# TASK GOAL
In the listing below, find every line containing "true" and copy it out.

# DATASET RECORDS
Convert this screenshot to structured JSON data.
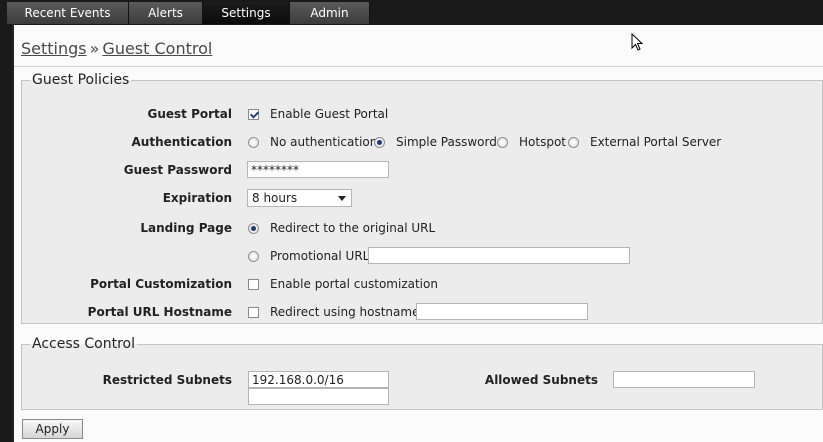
{
  "tabs": [
    {
      "label": "Recent Events"
    },
    {
      "label": "Alerts"
    },
    {
      "label": "Settings"
    },
    {
      "label": "Admin"
    }
  ],
  "breadcrumb": {
    "parent": "Settings",
    "separator": "»",
    "current": "Guest Control"
  },
  "guest_policies": {
    "legend": "Guest Policies",
    "guest_portal": {
      "label": "Guest Portal",
      "option": "Enable Guest Portal",
      "checked": true
    },
    "authentication": {
      "label": "Authentication",
      "options": [
        {
          "label": "No authentication",
          "selected": false
        },
        {
          "label": "Simple Password",
          "selected": true
        },
        {
          "label": "Hotspot",
          "selected": false
        },
        {
          "label": "External Portal Server",
          "selected": false
        }
      ]
    },
    "guest_password": {
      "label": "Guest Password",
      "value": "********"
    },
    "expiration": {
      "label": "Expiration",
      "value": "8 hours"
    },
    "landing_page": {
      "label": "Landing Page",
      "redirect_option": "Redirect to the original URL",
      "redirect_selected": true,
      "promo_option": "Promotional URL",
      "promo_value": ""
    },
    "portal_customization": {
      "label": "Portal Customization",
      "option": "Enable portal customization",
      "checked": false
    },
    "portal_url_hostname": {
      "label": "Portal URL Hostname",
      "option": "Redirect using hostname",
      "value": "",
      "checked": false
    }
  },
  "access_control": {
    "legend": "Access Control",
    "restricted_subnets": {
      "label": "Restricted Subnets",
      "values": [
        "192.168.0.0/16",
        ""
      ]
    },
    "allowed_subnets": {
      "label": "Allowed Subnets",
      "value": ""
    }
  },
  "apply_label": "Apply"
}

# OUTPUT FOR THIS TASK
      "checked": true
          "selected": true
      "redirect_selected": true,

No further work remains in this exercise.